* Excerpts from an interface dataset *
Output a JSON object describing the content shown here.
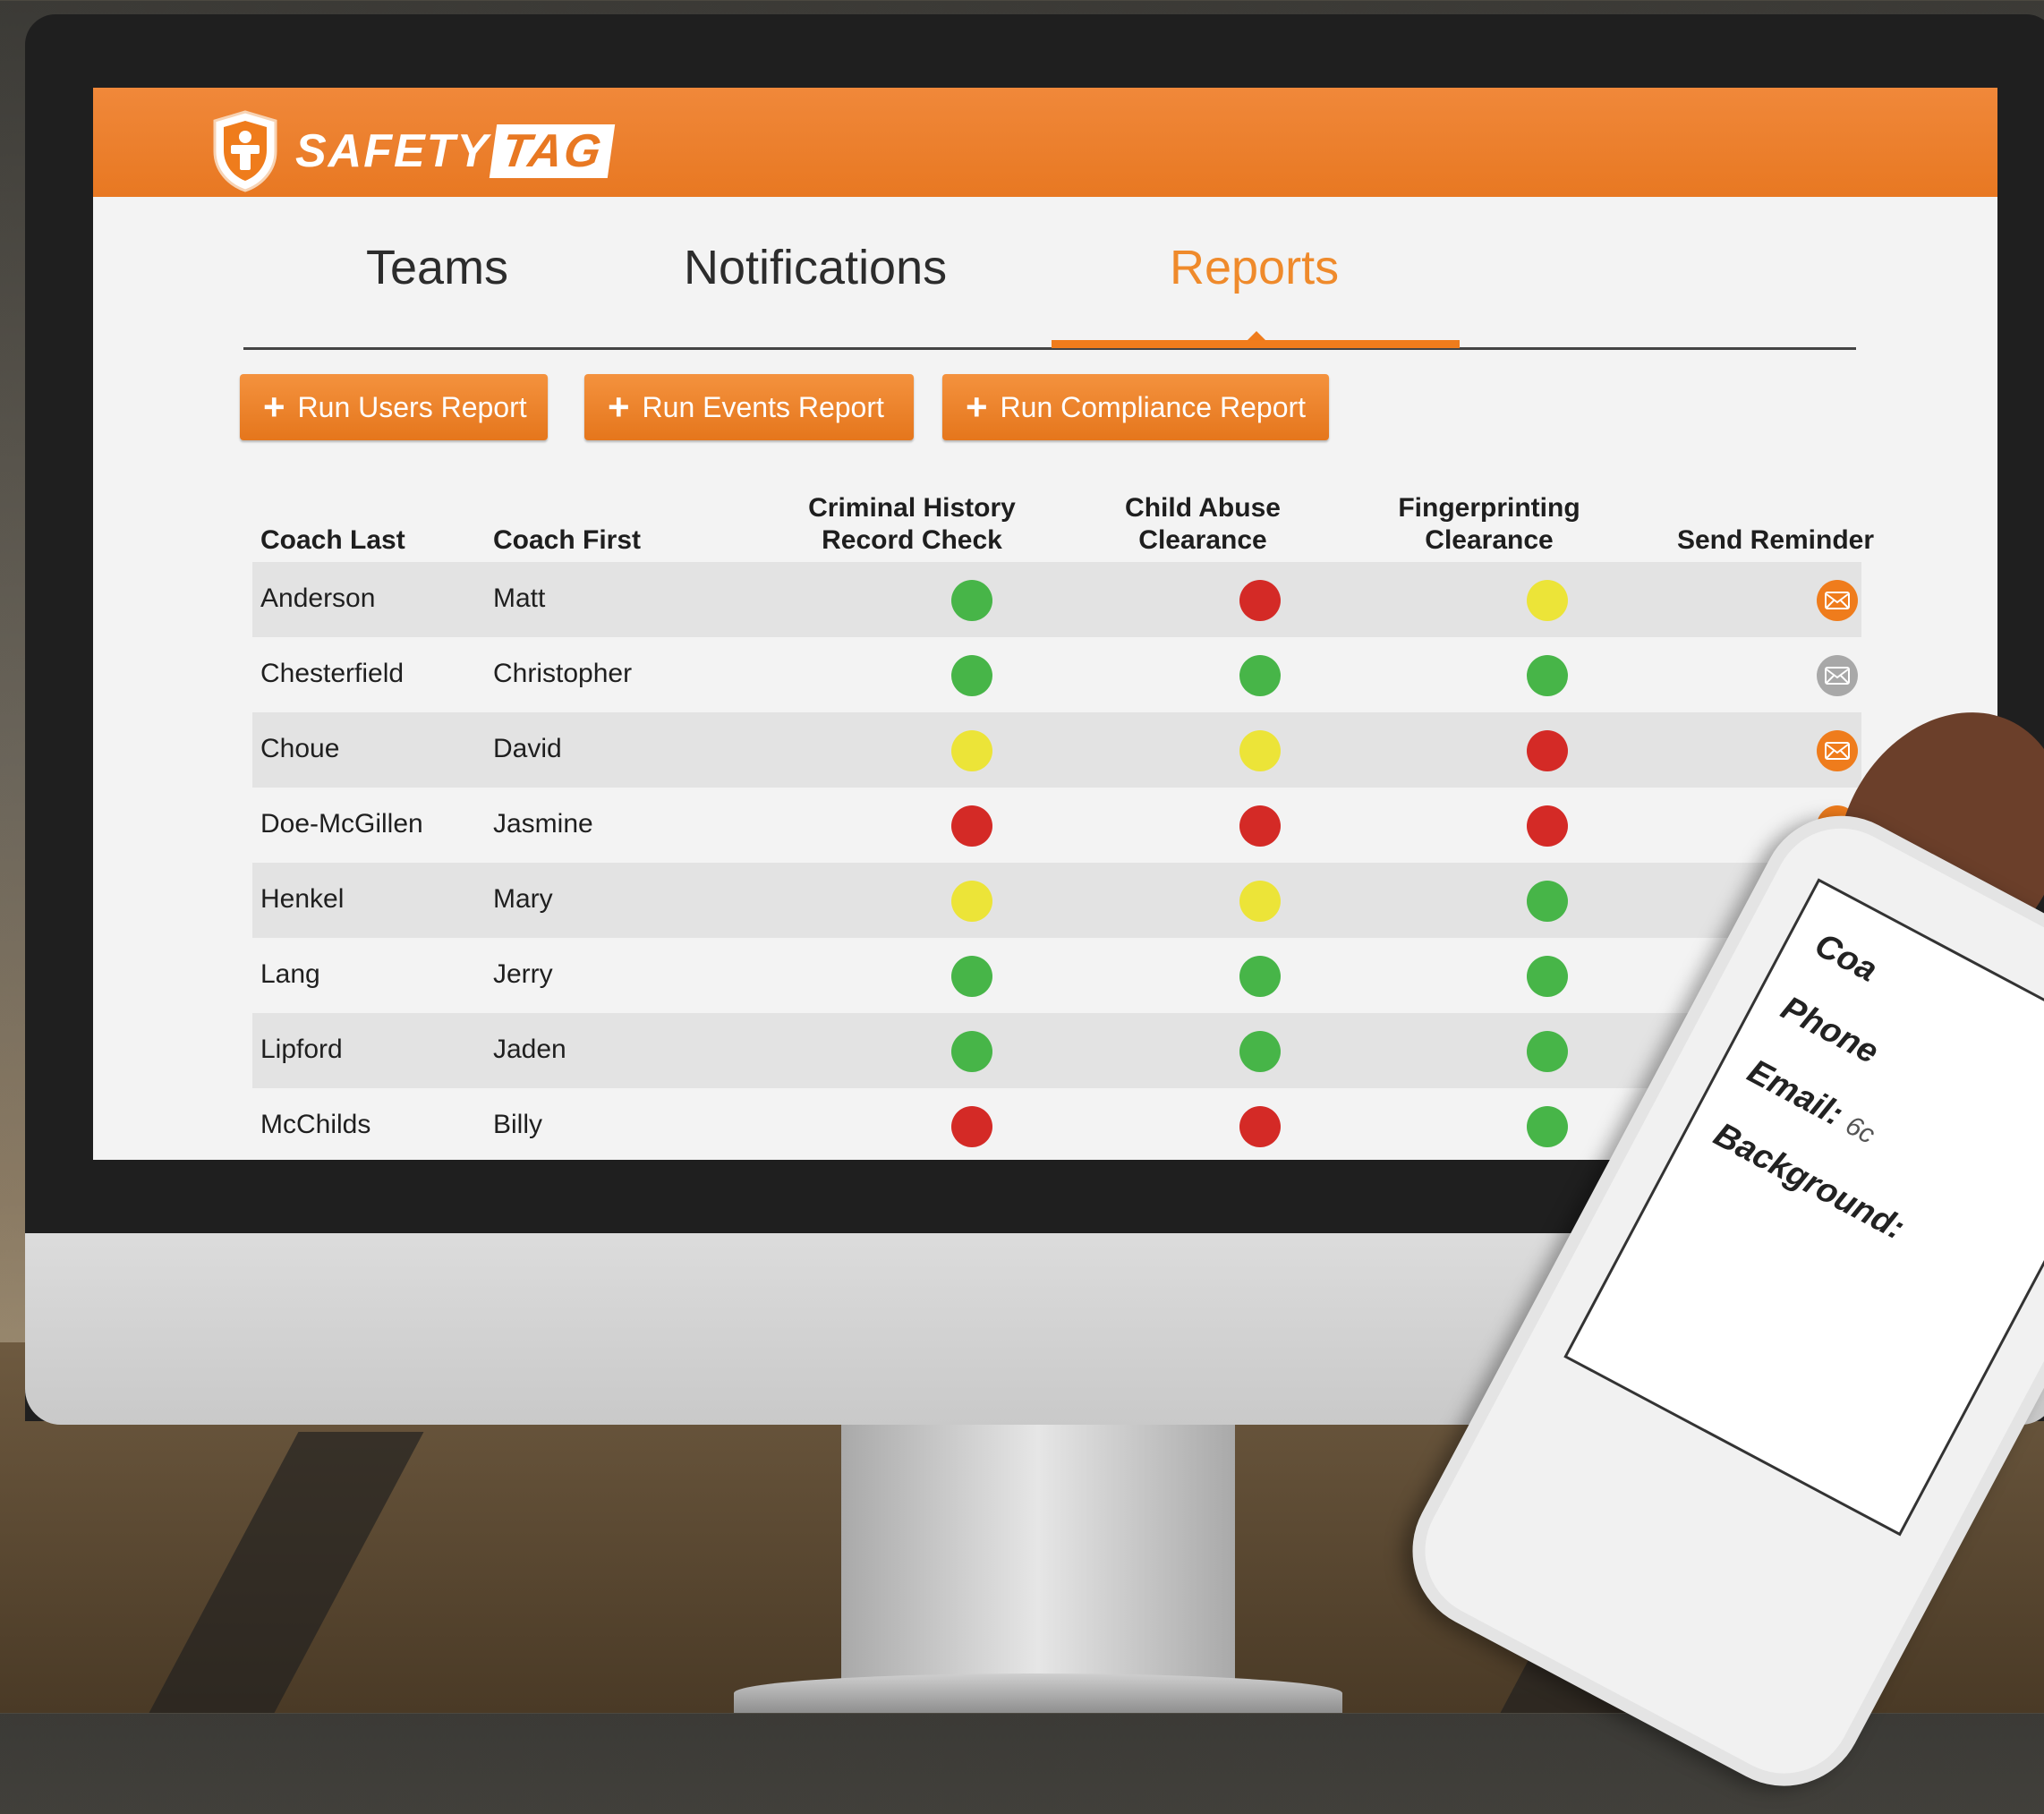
{
  "app": {
    "logo_text": "SAFETY",
    "logo_tag": "TAG"
  },
  "tabs": [
    {
      "label": "Teams",
      "active": false
    },
    {
      "label": "Notifications",
      "active": false
    },
    {
      "label": "Reports",
      "active": true
    }
  ],
  "actions": [
    {
      "label": "Run Users Report",
      "icon": "plus-icon"
    },
    {
      "label": "Run Events Report",
      "icon": "plus-icon"
    },
    {
      "label": "Run Compliance Report",
      "icon": "plus-icon"
    }
  ],
  "table": {
    "columns": [
      "Coach Last",
      "Coach First",
      "Criminal History",
      "Record Check",
      "Child Abuse",
      "Clearance",
      "Fingerprinting",
      "Clearance",
      "Send Reminder"
    ],
    "rows": [
      {
        "last": "Anderson",
        "first": "Matt",
        "criminal": "green",
        "abuse": "red",
        "fingerprint": "yellow",
        "reminder": "orange"
      },
      {
        "last": "Chesterfield",
        "first": "Christopher",
        "criminal": "green",
        "abuse": "green",
        "fingerprint": "green",
        "reminder": "gray"
      },
      {
        "last": "Choue",
        "first": "David",
        "criminal": "yellow",
        "abuse": "yellow",
        "fingerprint": "red",
        "reminder": "orange"
      },
      {
        "last": "Doe-McGillen",
        "first": "Jasmine",
        "criminal": "red",
        "abuse": "red",
        "fingerprint": "red",
        "reminder": "orange"
      },
      {
        "last": "Henkel",
        "first": "Mary",
        "criminal": "yellow",
        "abuse": "yellow",
        "fingerprint": "green",
        "reminder": "orange"
      },
      {
        "last": "Lang",
        "first": "Jerry",
        "criminal": "green",
        "abuse": "green",
        "fingerprint": "green",
        "reminder": "none"
      },
      {
        "last": "Lipford",
        "first": "Jaden",
        "criminal": "green",
        "abuse": "green",
        "fingerprint": "green",
        "reminder": "none"
      },
      {
        "last": "McChilds",
        "first": "Billy",
        "criminal": "red",
        "abuse": "red",
        "fingerprint": "green",
        "reminder": "orange"
      }
    ]
  },
  "phone": {
    "lines": [
      "Coa",
      "Phone",
      "Email:",
      "6c",
      "Background:"
    ]
  },
  "colors": {
    "accent": "#ef7c1c",
    "status_green": "#47b548",
    "status_red": "#d42a26",
    "status_yellow": "#ece438",
    "reminder_gray": "#a8a8a8"
  }
}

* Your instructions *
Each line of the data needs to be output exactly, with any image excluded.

* Finished task *
Output a JSON object describing the content shown here.
{
  "app": {
    "logo_text": "SAFETY",
    "logo_tag": "TAG"
  },
  "tabs": [
    {
      "label": "Teams",
      "active": false
    },
    {
      "label": "Notifications",
      "active": false
    },
    {
      "label": "Reports",
      "active": true
    }
  ],
  "actions": [
    {
      "label": "Run Users Report",
      "icon": "plus-icon"
    },
    {
      "label": "Run Events Report",
      "icon": "plus-icon"
    },
    {
      "label": "Run Compliance Report",
      "icon": "plus-icon"
    }
  ],
  "table": {
    "columns": [
      "Coach Last",
      "Coach First",
      "Criminal History",
      "Record Check",
      "Child Abuse",
      "Clearance",
      "Fingerprinting",
      "Clearance",
      "Send Reminder"
    ],
    "rows": [
      {
        "last": "Anderson",
        "first": "Matt",
        "criminal": "green",
        "abuse": "red",
        "fingerprint": "yellow",
        "reminder": "orange"
      },
      {
        "last": "Chesterfield",
        "first": "Christopher",
        "criminal": "green",
        "abuse": "green",
        "fingerprint": "green",
        "reminder": "gray"
      },
      {
        "last": "Choue",
        "first": "David",
        "criminal": "yellow",
        "abuse": "yellow",
        "fingerprint": "red",
        "reminder": "orange"
      },
      {
        "last": "Doe-McGillen",
        "first": "Jasmine",
        "criminal": "red",
        "abuse": "red",
        "fingerprint": "red",
        "reminder": "orange"
      },
      {
        "last": "Henkel",
        "first": "Mary",
        "criminal": "yellow",
        "abuse": "yellow",
        "fingerprint": "green",
        "reminder": "orange"
      },
      {
        "last": "Lang",
        "first": "Jerry",
        "criminal": "green",
        "abuse": "green",
        "fingerprint": "green",
        "reminder": "none"
      },
      {
        "last": "Lipford",
        "first": "Jaden",
        "criminal": "green",
        "abuse": "green",
        "fingerprint": "green",
        "reminder": "none"
      },
      {
        "last": "McChilds",
        "first": "Billy",
        "criminal": "red",
        "abuse": "red",
        "fingerprint": "green",
        "reminder": "orange"
      }
    ]
  },
  "phone": {
    "lines": [
      "Coa",
      "Phone",
      "Email:",
      "6c",
      "Background:"
    ]
  },
  "colors": {
    "accent": "#ef7c1c",
    "status_green": "#47b548",
    "status_red": "#d42a26",
    "status_yellow": "#ece438",
    "reminder_gray": "#a8a8a8"
  }
}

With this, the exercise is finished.